Book Review: The Mastery of Innovation
Author: Katherine Radeka
Publication Date: 2013 CRC Press
Book Description: What’s the key message?
Katherine Radeka’s book is an exploration in the emerging field of Lean Product Development. Radeka notes that companies need to get their ideas to market faster, develop more of their ideas into products, and smoothly move them into production, with lower life-cycle costs.
The contents come from Radeka’s “going to the gemba” and observing actual lean product development at various companies. She started that journey in 2005, after leaving Hewlett Packard, and traveling throughout North America, and she continues to do this today as a consultant. Her recent journeys have extended throughout Europe.
Radeka characterizes development as “systematically solving problems to maximize values and minimize waste across the entire system.” This is, at its core, what the broader topic of lean design is all about. The original concept of the keeping problem solving back at the core of product development was taught by the University of Michigan professor Dr. Allen Ward. He called the problem solving method in development the LAMDA cycle; where LAMDA is a mnemonic for the steps in the problem solving method – Look, Ask, Model, Discuss, and Act. Dr. Ward also taught the benefits of documenting knowledge in the form of trade-off curves.
Radeka briefly explains how to determine value and spot wastes in the product development cycle. Then she teaches about the four value producing streams in development which are the customer value stream, the product design and test value stream, the production value stream, and the one the encompasses the other three – the knowledge creation value stream.
The remainder and bulk of the book describes how various companies have pioneered the principles of Lean Product Development. The companies include DJO, Scania Technical Centre, Ford Motor Company, Buckeye Technologies, Steelcase, Philips, Novo Nordisk, Visteon, A-dec, Nielsen-Kellerman, Vaisala, and Playworld Systems. Each of these companies has embraced the idea of placing lean problem solving and lean principles at the heart of the development systems.
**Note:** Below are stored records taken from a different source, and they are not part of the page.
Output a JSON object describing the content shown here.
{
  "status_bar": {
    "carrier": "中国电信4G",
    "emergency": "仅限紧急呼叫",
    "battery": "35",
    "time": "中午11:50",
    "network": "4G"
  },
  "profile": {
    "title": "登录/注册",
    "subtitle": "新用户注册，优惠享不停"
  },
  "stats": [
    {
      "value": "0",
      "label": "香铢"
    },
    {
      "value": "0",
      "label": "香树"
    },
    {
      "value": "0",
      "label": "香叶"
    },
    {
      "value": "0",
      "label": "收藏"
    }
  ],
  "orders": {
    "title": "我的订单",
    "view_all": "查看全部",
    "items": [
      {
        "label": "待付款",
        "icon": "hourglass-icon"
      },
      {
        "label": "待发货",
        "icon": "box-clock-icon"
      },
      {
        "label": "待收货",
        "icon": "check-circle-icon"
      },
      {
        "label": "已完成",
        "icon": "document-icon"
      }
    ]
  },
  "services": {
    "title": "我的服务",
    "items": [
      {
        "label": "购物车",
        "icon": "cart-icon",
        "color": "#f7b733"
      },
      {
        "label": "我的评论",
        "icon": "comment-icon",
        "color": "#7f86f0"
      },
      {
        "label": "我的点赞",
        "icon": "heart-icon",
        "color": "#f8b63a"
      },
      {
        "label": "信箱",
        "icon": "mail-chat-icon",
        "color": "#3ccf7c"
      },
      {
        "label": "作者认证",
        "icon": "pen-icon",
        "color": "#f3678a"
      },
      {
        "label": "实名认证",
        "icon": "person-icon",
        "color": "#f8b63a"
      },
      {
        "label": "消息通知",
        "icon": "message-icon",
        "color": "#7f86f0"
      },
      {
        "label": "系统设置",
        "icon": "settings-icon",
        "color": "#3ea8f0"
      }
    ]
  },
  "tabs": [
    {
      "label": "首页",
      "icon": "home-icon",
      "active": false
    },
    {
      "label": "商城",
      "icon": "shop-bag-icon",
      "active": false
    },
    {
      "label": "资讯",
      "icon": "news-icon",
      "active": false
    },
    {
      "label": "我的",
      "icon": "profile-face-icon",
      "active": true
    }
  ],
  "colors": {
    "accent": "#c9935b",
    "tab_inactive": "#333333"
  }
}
What are the highlights? What works?
Radeka gives some excellent and current examples of companies who are applying lean in product development. The upfront material gives the reader a quick overview of the lean concepts that apply to development. The examples that follow are rich and detailed, and they will give the reader a closer look at how companies are exploring the application of lean principles inside of their product development functions.
What are the weaknesses? What’s missing?
Since the book is mostly case studies of implementations in lean development, it does not give the theory of lean design or an in-depth study of the concepts and principles of lean in development. Instead, Radeka’s intent is to share real-world examples of how lean concepts have been applied in companies all over the world. The reader will have to apply the ideas and examples in the book to their own development organization. Radeka does not go into depth on LAMDA learning cycles or the documentation of knowledge in the form of trade-off curves (per Ward) since those topics can be found in Allen Ward’s book Lean Product and Process Development and are explored by Schipper and Swets in Innovative LEAN Development. While she gives many examples, she does not critique them or comment on how effective they are in producing results at the companies.
How should I read this to get the most out of it?
The examples are very rich in detail, and there are many ideas to glean from these pages. Therefore, a great way to read this book is to share this with others in the development organization, and even to offer to make it a book study with the product development leadership and teams. The development organization can then collectively discuss how the best in class examples could be adopted or adapted to their own methods.
Lean Design Excellence Coach
Author of Innovative LEAN Development